Annual percentage yield (APY) calculates the actual return on investment after one year. The measurement includes compounding, which is why it's commonly used to compare investments of different compounding frequencies.
Otherwise known as the "effective annual rate" (EAR), APY is commonly confused with the annual percentage rate (APR). APY/EAR and APR differ because APR does not consider compounding.
Additionally, APY is only accurate for one year. Any calculation beyond that may not consider changing interest rates or compounding frequencies.
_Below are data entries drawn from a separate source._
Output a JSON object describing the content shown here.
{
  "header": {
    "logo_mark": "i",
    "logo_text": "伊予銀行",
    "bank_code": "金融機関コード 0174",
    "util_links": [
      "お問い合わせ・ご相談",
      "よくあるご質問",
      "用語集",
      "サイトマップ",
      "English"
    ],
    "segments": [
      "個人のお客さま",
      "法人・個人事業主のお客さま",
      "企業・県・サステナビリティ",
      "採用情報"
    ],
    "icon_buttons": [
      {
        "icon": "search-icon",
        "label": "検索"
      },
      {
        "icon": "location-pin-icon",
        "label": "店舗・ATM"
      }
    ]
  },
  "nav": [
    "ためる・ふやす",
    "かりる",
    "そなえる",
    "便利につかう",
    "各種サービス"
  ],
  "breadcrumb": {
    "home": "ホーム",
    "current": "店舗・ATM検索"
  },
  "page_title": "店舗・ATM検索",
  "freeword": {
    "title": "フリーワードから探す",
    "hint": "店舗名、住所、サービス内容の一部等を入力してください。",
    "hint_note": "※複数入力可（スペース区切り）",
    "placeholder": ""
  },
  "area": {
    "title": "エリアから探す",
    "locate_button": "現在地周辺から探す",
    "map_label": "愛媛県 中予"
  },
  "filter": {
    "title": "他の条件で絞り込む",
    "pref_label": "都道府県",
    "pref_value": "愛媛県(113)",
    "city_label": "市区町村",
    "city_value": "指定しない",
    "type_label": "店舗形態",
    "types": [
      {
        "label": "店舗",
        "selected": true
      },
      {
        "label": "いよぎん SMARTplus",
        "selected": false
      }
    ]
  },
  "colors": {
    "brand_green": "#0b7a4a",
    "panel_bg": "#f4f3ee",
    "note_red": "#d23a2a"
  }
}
In those cases, it's best to recalculate APY each year to ensure you are getting the most accurate return on investment.
While you can easily use our APY calculator above, we've included more information below for those interested in learning more about how to calculate APY and real-world examples.
How to Calculate APY
As previously mentioned, APY calculates the real rate of return when including compound interest. This is the primary difference from calculating APR. Investors prefer a higher APY because it yields a higher return. The formula to calculate APY is:
- r = Annual Interest Rate
- n = Number of annual compounding periods
The calculation results in your annual investment yield when accounting for compounding. You can then use this yield to estimate your investment balance in one year accurately. The following subsection will dive deeper into the inputs used to calculate APY.
Interest Rate (r)
The interest rate used in the APY formula is the annual interest rate provided by your investment. This is offered to you by the investment company and typically ranges around 1.00% for deposit accounts in the United States. Note that APY assumes a fixed 1-year interest rate.
A higher interest rate will increase your APY and investment return.
Compounding Frequency (n)
Compounding frequency is the number of times interest payments are applied to an investment's balance per year. This can range from daily to annual compounding. The value of n will change with depending on how many compounding periods you have in a year:
- Daily - 365
- Weekly - 52
- Monthly - 12
- Semi-Annually - 6
- Quarterly - 4
- Trimesterly - 3
- Yearly - 1
This allows the investment's earnings to grow on a compounded basis, which can result in a higher return over time. For example, if compounding occurs monthly, the compounding frequency would be 12.
The formula assumes all interest distributions are reinvested. As a result, a higher compounding frequency will increase your APY and investment return.
Let's use APY to compare the actual return for two investments of varying interest rates and compounding frequencies.
|Investment One||Investment Two|
|2. Calculating APY|
= (1 + 0.02/12)^12-1
= (1 + 0.02/4)^4-1
|3. Closing Balance|
= $10,000 * (1 + 0.02018)
= $10,000 * (1 + 0.02015)
As you can see, a more significant compounding frequency with the same interest rate results in a higher investment yield. This is because more frequent compounding allows for accumulated earnings to grow at a faster rate.
Once you've calculated APY, you can determine your investment balance in one year. However, the formula assumes that only one lump-sum contribution is made, and all interest distributions are reinvested. For example, we can calculate the future value of the two investments in one year. Above shows that a higher APY results in a more significant closing balance after one year.
APY vs. APR
APR and APY are often used interchangeably, but they have important distinctions. APR is the annual percentage rate and only considers the investment's interest rate. It does not factor in compounding, which may result in a lower return estimate than APY. APR assumes interest distributions are not reinvested.
APY includes compounding and provides a more accurate estimate of the investment's actual return. It is essential to use APY when comparing investments and estimating future balances. However, if the investment compounds annually, then APY and APR will equate.
In summary, APY is a helpful tool for calculating the annual yield of your investments. It considers interest rates and compounding frequency to give you a more accurate estimate of your investment return.